An audit showing that the Blaine County School District needs to communicate better with the public comes as no surprise to the district board of trustees, who say the audit report released earlier this month shows them ways to improve.
The communications audit, conducted last spring by the National School Public Relations Association, is critical of the district in some areas, but overall finds that the fact that the audit was conducted at all demonstrates the district's "desire to improve communications with internal and external audiences."
"I think it was money well spent," board Chair Julie Dahlgren said. "I think it proves how serious we are about improving communications."
The audit cost the district about $14,000. Most of the information from the study came from 11 focus group sessions held in April. Six focus groups were comprised of members of the public and five involved district teachers, administrators and school board members.
The audit found that a "lack of trust" exists "between some stakeholders and the district."
"Based on input from the focus groups, the lack of trust has been present for several years, and according to some, has improved in the past few years," the audit report states. "Nonetheless, it is still an issue that must be addressed."
The audit found further that much of the school district information that goes to the public comes from either "word of mouth" or through the news media, rather than from the district itself. While information the public wants is generally available from the district, the district doesn't do enough to make the information readily available.
The audit also found that a communications component was lacking in the district's strategic plan.
"There is no communication plan for articulating and disseminating the goals and results of the plan to the stakeholders," the audit report states. "Adding these components will make the strategic plan more meaningful and comprehensive."
The audit report recommends that the district devote additional funds and resources to communications.
"Without it, the district is not likely to see much improvement in the quality or quantity of communications with its internal and external stakeholders," the report states.
The audit report recognizes the district's decision to show live webcasts of school board meetings as a step in the right direction.
Trustee Paul Bates, who suggested and developed the webcasts, said he was pleased with the report because "it's a great tool for us to move forward."
"It's got a lot of information we can use to be better," he said.
Trustee Steve Guthrie said he's glad that the board of trustees decided to have the audit conducted because "what comes out of it will be productive."
"I think we're one of the only small school districts in the nation that stopped and recognized we have some problems with communications, and I think this audit is a step in the right direction," he said.

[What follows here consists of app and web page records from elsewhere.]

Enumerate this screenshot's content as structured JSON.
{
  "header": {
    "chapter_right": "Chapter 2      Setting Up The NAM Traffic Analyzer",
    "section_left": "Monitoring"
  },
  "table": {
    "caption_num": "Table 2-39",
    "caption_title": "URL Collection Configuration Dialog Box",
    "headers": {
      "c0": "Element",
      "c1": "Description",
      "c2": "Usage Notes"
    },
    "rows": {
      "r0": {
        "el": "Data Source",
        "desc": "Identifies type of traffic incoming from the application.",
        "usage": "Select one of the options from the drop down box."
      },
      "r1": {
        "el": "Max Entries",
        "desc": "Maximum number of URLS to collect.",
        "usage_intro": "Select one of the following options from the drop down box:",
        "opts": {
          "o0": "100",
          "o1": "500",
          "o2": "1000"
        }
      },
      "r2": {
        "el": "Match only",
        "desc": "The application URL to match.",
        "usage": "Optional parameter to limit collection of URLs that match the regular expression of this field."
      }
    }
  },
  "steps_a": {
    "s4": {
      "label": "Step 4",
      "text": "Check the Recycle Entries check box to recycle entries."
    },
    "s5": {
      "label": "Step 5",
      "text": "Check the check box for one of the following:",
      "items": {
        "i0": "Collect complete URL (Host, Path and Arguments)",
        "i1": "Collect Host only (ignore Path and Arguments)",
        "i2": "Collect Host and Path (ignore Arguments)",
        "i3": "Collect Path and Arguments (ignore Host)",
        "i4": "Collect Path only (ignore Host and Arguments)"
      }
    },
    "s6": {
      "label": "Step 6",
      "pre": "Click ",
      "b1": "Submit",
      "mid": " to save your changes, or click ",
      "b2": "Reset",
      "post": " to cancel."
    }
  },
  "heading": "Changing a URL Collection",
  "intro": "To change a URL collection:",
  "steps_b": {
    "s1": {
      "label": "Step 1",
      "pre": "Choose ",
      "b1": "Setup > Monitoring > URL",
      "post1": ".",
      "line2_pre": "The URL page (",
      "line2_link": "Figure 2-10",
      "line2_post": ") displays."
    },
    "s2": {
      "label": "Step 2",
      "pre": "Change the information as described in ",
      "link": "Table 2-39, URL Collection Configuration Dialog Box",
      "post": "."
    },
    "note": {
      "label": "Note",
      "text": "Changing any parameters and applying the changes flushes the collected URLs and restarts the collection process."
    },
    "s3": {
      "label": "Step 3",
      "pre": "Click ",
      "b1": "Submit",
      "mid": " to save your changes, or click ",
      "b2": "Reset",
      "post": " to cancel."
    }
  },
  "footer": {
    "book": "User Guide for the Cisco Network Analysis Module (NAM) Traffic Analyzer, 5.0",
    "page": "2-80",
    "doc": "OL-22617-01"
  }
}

District Superintendent Lonnie Barber could not be reached for comment by Tuesday. However, he has listed "more transparency" and better communications as one of his five major goals in his "professional growth plan" for the 2010-11 school year.
In his plan, Barber wrote that implementing suggestions in the communications audit will help improve communications. He further wrote that an objective is to have "less criticism about our lack of communications."
The 82-page report was released to the school board last week and is available on the district's website, www.blaineschools.org. It can be downloaded from the Sept. 14 school board meeting agenda.
Terry Smith: email@example.com